Coauthored by Gianna Sen-Gupta, NerdScholar
Liberal arts colleges are top higher education institutions that emphasize strong foundational skills, such as writing, critical thinking and communication. At a liberal arts college, students aren't expected to follow certain career paths starting their freshman year but instead are challenged to build a wealth of knowledge across a variety of disciplines.
But with the growing popularity of careers in the sciences, technology, engineering and math fields -- also referred to as STEM -- some might question why a liberal arts education is useful for today's incoming college students.
Martha Kanter, the under-secretary of the U.S. Department of Education, said it best when she cited the achievements of liberal arts alumni at a 2010 higher education conference: "Just 3% of American college graduates are educated at a residential liberal arts college. Yet the alumni of liberal arts institutions account for almost 20% of all U.S. presidents." She added that, "On a per capita basis, liberal arts colleges today produce nearly twice as many doctorates in sciences as other institutions."
To offer more insight on the benefits of attending a liberal arts college, NerdScholar's admissions experts share their top reasons for applying this fall.
[See the highest earning humanities and social science programs.]
1. Building relationships in a close community.
According to Jim Bock, vice president and dean of admissions at Swarthmore College, students at liberal arts colleges have countless opportunities to work directly with world class faculty.
"The liberal arts create a scholarly community where professors and students learn and study together, building lifelong relationships with people from backgrounds different than their own," adds Silvio Vazquez, dean of admissions at Westmont College. "Small classes promote lively, thoughtful discussions and allow teachers to know their students and work with them individually."
The same is not always true in large research universities, where students have few opportunities to speak directly with professors. In a liberal arts school, students almost always "work closely with full professors, not graduate assistants," says Mitch Finer, director of enrollment at the New College of Florida.
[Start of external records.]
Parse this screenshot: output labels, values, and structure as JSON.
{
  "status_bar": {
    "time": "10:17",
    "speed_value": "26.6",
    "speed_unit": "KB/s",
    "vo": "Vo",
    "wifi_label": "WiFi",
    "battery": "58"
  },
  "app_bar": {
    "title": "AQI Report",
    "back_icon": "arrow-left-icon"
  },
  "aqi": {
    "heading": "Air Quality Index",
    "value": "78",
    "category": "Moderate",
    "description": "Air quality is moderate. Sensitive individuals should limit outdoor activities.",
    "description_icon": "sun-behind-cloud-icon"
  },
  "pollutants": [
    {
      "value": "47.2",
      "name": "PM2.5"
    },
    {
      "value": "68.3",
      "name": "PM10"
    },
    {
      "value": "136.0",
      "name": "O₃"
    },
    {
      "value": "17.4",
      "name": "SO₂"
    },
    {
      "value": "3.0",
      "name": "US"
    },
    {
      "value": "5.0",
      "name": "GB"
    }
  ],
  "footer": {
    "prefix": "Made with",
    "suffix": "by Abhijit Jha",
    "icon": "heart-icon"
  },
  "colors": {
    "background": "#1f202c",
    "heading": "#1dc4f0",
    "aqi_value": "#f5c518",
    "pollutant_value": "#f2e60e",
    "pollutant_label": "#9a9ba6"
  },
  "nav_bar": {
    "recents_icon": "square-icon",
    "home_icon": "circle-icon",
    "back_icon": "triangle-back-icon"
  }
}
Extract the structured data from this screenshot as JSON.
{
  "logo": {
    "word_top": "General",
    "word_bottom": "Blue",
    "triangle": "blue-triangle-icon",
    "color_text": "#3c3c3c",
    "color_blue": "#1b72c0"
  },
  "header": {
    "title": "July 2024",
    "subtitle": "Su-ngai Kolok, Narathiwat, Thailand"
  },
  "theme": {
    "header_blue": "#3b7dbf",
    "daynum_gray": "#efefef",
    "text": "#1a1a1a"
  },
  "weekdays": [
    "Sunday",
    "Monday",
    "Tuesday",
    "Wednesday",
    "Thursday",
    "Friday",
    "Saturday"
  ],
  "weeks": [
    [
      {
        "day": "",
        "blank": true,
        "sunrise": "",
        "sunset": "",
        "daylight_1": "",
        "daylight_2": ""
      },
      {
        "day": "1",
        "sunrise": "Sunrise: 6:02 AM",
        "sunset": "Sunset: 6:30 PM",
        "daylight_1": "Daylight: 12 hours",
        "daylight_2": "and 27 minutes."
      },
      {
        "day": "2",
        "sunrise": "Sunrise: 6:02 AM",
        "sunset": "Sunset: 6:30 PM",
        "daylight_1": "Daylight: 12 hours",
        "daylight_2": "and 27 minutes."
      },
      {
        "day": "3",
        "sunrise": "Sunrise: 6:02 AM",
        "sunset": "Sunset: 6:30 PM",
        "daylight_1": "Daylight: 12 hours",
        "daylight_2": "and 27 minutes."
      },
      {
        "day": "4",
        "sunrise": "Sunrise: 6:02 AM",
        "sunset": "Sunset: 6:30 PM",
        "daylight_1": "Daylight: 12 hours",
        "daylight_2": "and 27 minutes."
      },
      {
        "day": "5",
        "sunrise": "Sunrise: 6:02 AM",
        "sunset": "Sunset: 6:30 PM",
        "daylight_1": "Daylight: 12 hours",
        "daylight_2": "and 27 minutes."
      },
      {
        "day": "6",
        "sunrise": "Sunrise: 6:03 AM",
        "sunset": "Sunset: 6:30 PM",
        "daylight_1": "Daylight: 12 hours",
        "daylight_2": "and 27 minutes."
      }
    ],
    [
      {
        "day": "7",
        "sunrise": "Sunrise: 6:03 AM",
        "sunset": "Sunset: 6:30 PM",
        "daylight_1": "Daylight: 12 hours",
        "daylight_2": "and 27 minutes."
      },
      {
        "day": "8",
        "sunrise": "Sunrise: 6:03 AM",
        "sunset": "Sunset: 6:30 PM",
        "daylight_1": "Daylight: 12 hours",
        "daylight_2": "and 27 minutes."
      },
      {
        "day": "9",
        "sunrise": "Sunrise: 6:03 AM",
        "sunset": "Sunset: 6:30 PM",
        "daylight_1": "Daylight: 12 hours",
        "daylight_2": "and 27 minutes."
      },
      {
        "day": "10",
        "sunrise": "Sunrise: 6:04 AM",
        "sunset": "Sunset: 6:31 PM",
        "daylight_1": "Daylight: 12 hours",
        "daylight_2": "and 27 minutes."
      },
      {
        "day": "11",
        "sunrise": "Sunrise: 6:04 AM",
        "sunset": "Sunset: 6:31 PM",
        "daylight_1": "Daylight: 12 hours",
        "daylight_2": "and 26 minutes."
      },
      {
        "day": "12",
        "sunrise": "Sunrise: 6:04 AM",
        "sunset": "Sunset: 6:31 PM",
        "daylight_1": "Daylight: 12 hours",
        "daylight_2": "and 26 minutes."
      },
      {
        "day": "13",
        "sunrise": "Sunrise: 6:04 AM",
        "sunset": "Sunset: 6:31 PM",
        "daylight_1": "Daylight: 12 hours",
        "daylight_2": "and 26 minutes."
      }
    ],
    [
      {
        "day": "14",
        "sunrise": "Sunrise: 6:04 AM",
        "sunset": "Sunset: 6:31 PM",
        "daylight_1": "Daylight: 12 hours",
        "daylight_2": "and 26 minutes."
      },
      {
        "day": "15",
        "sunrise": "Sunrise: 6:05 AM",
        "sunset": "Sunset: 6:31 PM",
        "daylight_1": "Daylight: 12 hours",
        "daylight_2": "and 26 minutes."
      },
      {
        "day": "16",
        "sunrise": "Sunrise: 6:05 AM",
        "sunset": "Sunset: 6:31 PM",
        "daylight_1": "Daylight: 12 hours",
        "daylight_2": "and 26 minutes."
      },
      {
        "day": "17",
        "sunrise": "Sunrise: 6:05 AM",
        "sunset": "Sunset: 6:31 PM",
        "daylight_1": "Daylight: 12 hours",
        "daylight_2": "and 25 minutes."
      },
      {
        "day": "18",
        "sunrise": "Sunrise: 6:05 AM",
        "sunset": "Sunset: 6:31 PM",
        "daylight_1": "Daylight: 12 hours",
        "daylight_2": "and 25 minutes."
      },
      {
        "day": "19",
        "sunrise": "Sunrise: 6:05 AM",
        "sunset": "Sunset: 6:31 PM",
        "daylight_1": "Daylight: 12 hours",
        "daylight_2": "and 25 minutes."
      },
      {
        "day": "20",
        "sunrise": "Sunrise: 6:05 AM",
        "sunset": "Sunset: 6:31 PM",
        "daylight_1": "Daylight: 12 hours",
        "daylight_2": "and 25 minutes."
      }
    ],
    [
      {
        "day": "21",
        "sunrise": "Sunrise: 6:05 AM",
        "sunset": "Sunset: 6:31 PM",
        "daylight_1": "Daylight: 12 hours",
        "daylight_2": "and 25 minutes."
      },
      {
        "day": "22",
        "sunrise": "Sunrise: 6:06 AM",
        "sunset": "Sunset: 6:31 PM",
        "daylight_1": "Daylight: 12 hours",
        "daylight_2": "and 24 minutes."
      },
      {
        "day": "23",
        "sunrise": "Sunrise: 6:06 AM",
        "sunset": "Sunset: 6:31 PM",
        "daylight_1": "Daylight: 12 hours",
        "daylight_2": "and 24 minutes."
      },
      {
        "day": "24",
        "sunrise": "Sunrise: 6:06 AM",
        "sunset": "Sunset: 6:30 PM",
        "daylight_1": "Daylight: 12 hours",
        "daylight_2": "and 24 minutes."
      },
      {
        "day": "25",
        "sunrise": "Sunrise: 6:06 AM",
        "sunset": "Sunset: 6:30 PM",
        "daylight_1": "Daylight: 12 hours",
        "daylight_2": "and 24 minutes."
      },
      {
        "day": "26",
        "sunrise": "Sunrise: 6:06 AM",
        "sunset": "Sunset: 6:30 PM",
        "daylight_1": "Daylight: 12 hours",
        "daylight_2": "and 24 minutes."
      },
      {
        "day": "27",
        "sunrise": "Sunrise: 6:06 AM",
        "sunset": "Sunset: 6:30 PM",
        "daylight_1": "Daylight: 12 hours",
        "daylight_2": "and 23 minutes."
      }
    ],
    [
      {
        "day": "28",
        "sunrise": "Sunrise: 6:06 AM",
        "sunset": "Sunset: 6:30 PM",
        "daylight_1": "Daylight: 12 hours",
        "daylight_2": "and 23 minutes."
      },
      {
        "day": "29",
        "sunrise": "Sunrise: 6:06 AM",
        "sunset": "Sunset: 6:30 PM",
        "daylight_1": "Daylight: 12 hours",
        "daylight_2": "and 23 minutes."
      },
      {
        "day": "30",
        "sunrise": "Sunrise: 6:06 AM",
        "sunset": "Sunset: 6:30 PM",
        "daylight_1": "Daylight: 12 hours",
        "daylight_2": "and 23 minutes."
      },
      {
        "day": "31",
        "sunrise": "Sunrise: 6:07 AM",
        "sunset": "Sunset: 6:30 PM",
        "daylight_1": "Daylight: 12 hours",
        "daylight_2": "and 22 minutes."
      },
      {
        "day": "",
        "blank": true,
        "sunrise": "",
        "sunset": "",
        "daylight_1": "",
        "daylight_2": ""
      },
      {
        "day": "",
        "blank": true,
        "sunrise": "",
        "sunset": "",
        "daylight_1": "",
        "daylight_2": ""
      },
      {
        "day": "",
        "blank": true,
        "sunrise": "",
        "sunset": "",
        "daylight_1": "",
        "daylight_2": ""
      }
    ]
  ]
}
He adds, "even our first-year students can have a significant role in major faculty research projects."
2. Long-term career growth and flexibility.
"Our world is changing rapidly," says Tracy Manier, dean of admission at St. Edward's University, "and a liberal arts degree allows students to navigate changes by elevating valuable, lifelong skills. A liberal arts curriculum emphasizes writing, critical thinking and a cross-disciplinary perspective.
These are necessary skills when navigating a changing economy. "In other words," Manier adds, "an education in the liberal arts best prepares students for professions that don't yet exist."
3. A well-rounded education.
"Liberal arts schools take a holistic approach, touching students in all aspects of personal growth, including intellectual, ethical, professional, social, and wellness," says Dr. George Forsythe, president of Westminster College. "Developmental programs are individualized to match the interests, needs and activities of the students, challenging them to take responsibility for their own development and encouraging them to learn from their experiences. As a result," Forsythe adds, "students develop a strong sense of self that allows them to face the complex mental, social, emotional and spiritual demands of modern life."
"This is not only critical for a healthy democracy," says Manier, "it is imperative to the future of our world as we confront radically complex global challenges."
4. Programs tailored to student interest.
Liberal arts schools encourage students to explore a variety of interests, both inside and outside the classroom. "There is no cookie-cutter dimension to it," says Jonathan Webster, associate dean of admissions at Washington and Lee University. "Majors and minors cover the leading-edge material of a subject, but students are able to chart their own paths within [their] programs. On the social side," he says, "students who want to get involved in campus life right away find myriad ways to do it, without obstacles."
5. Questioning conventional wisdom.
Students can put their liberal arts education to use by questioning commonly held beliefs, even in the rigid fields of science, technology, engineering and math. "A liberal arts education helps students to think deeply about a wide range of subjects and to understand how people in different fields ask questions and solve problems," says Tristan Deveney, associate director of admissions at Clark University. "For some students," he says, "taking a course in history or environmental science might show them how they can make a contribution to addressing an issue that matters to them, which they might not have found if they had focused too narrowly on only one subject."
[Thinking about applying to other schools? Check out the Top 5 Reasons to Apply to a Private School.]